**Problem description**
Copy all lines below that use the word "true".

**Extracted information**

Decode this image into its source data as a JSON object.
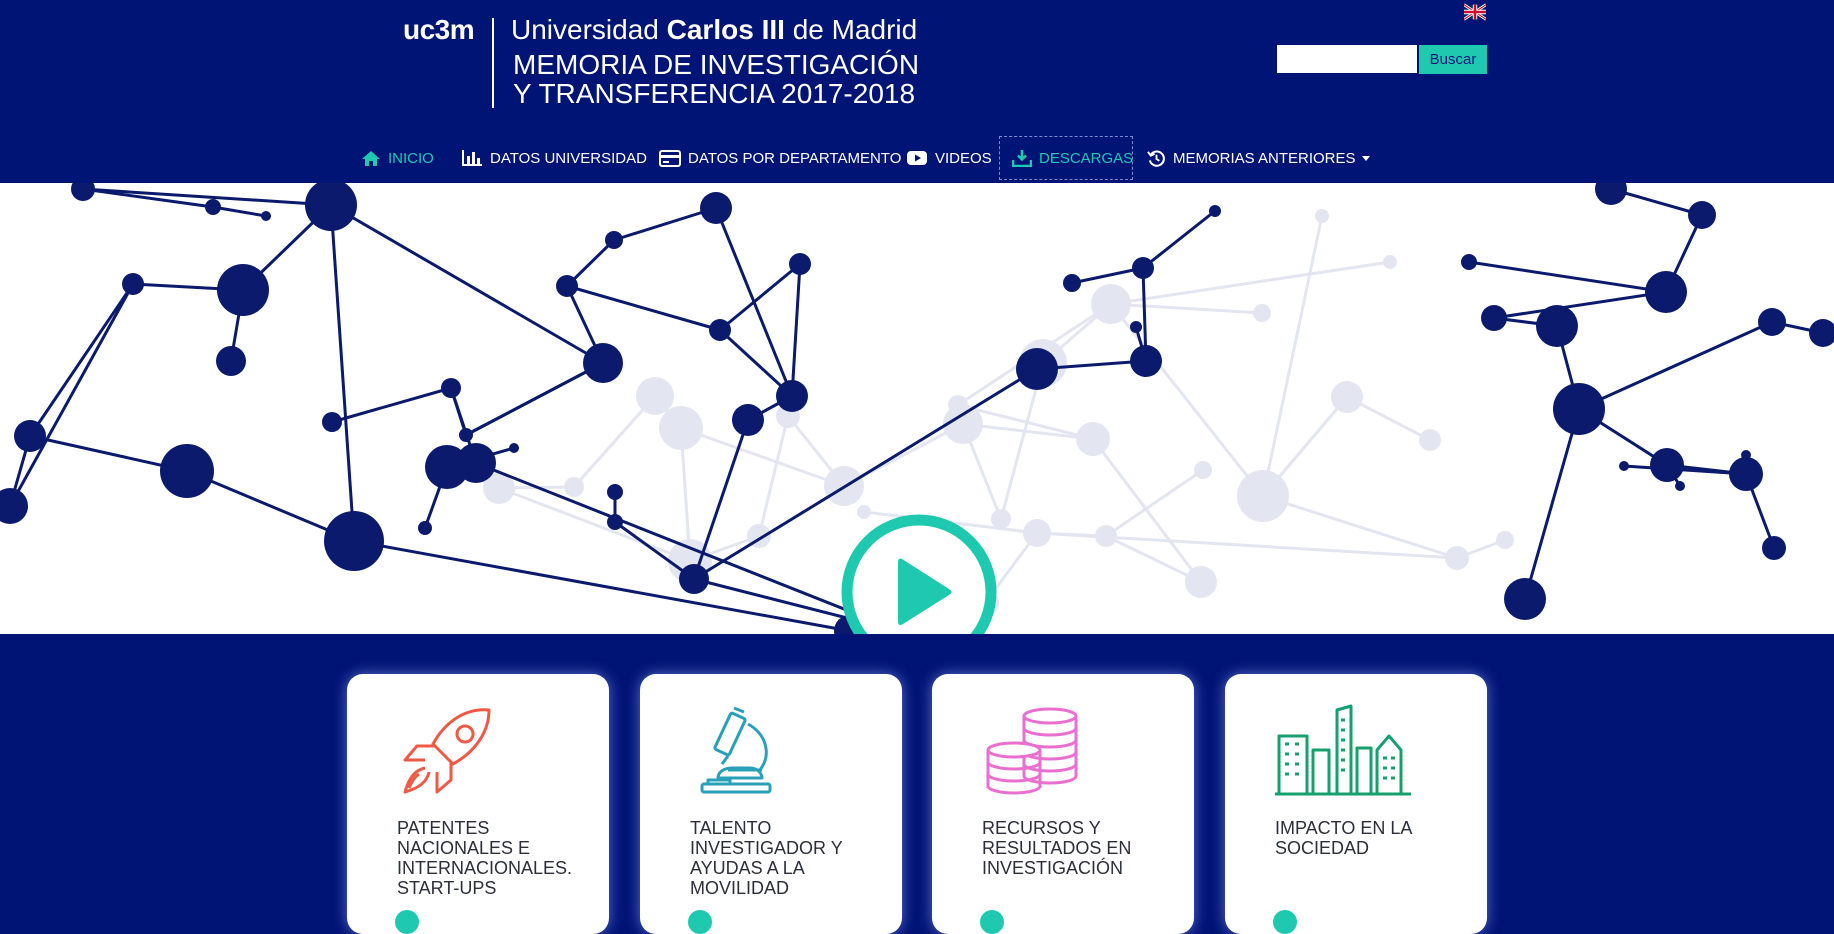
{
  "header": {
    "logo_text": "uc3m",
    "university_prefix": "Universidad",
    "university_bold": "Carlos III",
    "university_suffix": "de Madrid",
    "memoria_line1": "MEMORIA DE INVESTIGACIÓN",
    "memoria_line2": "Y TRANSFERENCIA 2017-2018",
    "language_flag": "uk-flag-icon"
  },
  "search": {
    "value": "",
    "placeholder": "",
    "button_label": "Buscar"
  },
  "nav": {
    "items": [
      {
        "label": "INICIO",
        "icon": "home-icon",
        "active": true
      },
      {
        "label": "DATOS UNIVERSIDAD",
        "icon": "bar-chart-icon"
      },
      {
        "label": "DATOS POR DEPARTAMENTO",
        "icon": "card-icon"
      },
      {
        "label": "VIDEOS",
        "icon": "youtube-icon"
      },
      {
        "label": "DESCARGAS",
        "icon": "download-icon",
        "focused": true
      },
      {
        "label": "MEMORIAS ANTERIORES",
        "icon": "history-icon",
        "dropdown": true
      }
    ]
  },
  "hero": {
    "play_icon": "play-icon"
  },
  "cards": [
    {
      "title": "PATENTES NACIONALES E INTERNACIONALES. START-UPS",
      "icon": "rocket-icon",
      "color": "#ef5a46"
    },
    {
      "title": "TALENTO INVESTIGADOR Y AYUDAS A LA MOVILIDAD",
      "icon": "microscope-icon",
      "color": "#2aa0b8"
    },
    {
      "title": "RECURSOS Y RESULTADOS EN INVESTIGACIÓN",
      "icon": "coins-icon",
      "color": "#ea6fd0"
    },
    {
      "title": "IMPACTO EN LA SOCIEDAD",
      "icon": "buildings-icon",
      "color": "#16a06d"
    }
  ],
  "colors": {
    "navy": "#001475",
    "accent": "#1ec9b0",
    "node_dark": "#0c1a6e",
    "node_light": "#e3e6f0"
  }
}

**Reply to the task**
        "active": true
        "focused": true
        "dropdown": true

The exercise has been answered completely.